So what’s next? The stories and results from this year’s championships have left us with many tantalising questions heading into the 2012 season. Will the young brigade of Kvitova, Azarenka, Wozniacki and Radwanska continue to flourish when the established greats — Serena, Kim, Venus and Maria — return to the tour fresh and healthy? More specifically, how will Kvitova’s impressive game stack up against a fully-fit Serena or Clijsters? Will Azarenka continue her steady improvement and eventually capture a major title? Will Li Na rediscover her confidence in time for the Australian circuit, where she’s defending a truckload of points? Will Wozniacki continue to cling to her no. 1 ranking or will she be usurped by bolder, more aggressive shotmakers? Will more decisive action finally be taken on the grunting issue, in the face of increasing complaints and media coverage? And will the WTA unearth a dominant player to bring stability to an erratic, unpredictable tour? Stay tuned …

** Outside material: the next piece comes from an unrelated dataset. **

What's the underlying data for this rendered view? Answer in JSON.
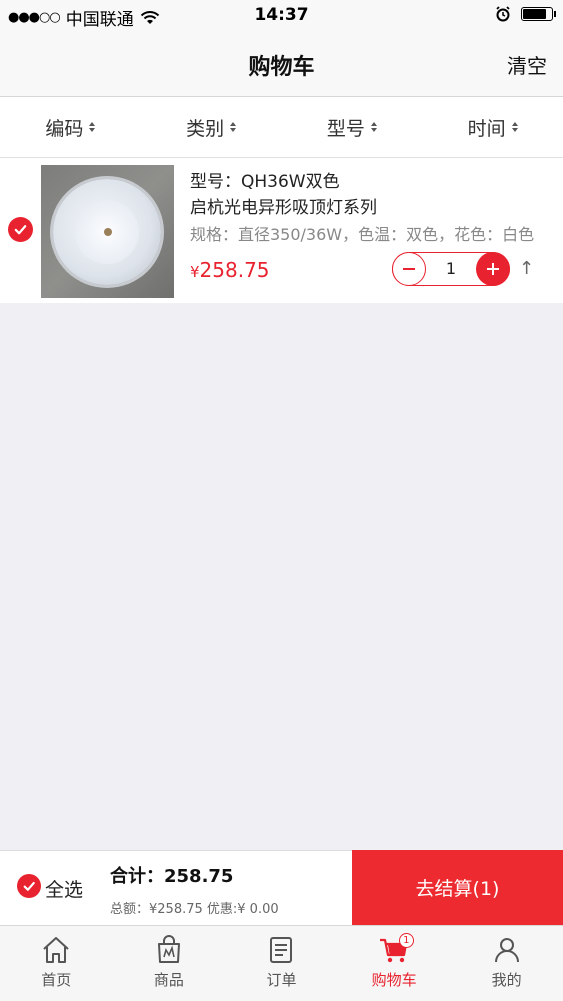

Matt Trollope began covering tennis in 2008, a natural extension of his childhood obsession for the game that included hitting for countless hours against his bedroom wall and self-producing and editing a fictitious tennis magazine. Based in Melbourne, he has covered four Australian Opens and one Wimbledon championship, and his tennis writing has featured in Australian Tennis Magazine, the Australian Open Official Program, and Alpha Magazine.